DIRECTIONS: All lines holding the string "grid" should be copied from the data below.

Saved data entries:
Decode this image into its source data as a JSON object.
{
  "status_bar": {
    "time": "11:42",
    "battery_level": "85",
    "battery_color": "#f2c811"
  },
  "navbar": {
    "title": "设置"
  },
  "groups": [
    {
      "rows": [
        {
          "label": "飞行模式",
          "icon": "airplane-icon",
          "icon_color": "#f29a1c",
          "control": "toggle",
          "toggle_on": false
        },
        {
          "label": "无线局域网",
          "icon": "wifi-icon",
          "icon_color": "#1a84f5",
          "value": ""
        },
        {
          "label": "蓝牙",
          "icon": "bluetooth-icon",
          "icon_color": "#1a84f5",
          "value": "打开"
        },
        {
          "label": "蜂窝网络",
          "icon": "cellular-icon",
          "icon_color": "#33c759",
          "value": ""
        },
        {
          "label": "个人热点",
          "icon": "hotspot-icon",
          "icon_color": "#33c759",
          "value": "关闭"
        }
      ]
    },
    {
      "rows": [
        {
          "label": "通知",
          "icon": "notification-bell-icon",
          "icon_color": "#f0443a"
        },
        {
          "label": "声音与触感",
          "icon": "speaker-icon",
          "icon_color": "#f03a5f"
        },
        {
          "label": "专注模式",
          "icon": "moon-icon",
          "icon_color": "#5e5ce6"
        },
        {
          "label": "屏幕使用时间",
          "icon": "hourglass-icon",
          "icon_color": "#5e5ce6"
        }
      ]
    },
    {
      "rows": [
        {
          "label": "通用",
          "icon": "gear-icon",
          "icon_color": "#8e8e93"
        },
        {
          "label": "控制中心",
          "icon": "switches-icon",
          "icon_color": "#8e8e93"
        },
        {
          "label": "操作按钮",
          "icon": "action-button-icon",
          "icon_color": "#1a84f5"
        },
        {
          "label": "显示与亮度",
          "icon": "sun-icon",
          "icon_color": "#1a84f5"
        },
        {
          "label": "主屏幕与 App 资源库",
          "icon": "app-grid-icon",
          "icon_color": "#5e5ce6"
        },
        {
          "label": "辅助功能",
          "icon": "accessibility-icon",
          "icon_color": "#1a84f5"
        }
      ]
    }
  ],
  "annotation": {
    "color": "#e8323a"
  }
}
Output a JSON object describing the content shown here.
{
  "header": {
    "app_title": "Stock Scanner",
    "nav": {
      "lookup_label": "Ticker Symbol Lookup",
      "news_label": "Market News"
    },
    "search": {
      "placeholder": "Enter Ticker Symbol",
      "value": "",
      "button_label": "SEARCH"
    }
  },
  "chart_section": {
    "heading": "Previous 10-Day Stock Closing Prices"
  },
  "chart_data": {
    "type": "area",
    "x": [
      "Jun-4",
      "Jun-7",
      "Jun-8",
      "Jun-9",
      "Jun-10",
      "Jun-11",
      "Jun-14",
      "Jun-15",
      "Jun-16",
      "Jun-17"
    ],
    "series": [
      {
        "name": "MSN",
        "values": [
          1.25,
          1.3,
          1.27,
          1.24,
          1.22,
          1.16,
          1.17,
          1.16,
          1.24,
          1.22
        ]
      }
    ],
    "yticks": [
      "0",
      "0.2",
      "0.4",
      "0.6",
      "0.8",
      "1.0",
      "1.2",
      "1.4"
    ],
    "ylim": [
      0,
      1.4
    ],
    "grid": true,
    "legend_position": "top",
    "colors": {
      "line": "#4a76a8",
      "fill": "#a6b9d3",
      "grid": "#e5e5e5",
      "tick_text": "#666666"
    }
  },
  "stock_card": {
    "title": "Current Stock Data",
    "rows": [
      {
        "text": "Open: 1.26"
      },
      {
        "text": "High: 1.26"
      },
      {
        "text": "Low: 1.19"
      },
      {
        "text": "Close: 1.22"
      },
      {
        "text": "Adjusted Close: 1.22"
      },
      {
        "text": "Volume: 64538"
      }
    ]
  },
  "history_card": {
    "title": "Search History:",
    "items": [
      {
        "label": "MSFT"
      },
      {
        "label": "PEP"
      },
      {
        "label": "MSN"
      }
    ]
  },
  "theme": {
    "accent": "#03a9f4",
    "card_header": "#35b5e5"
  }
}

RESPONSE FOR THIS EXERCISE:
          "icon": "app-grid-icon",
    "grid": true,
      "grid": "#e5e5e5",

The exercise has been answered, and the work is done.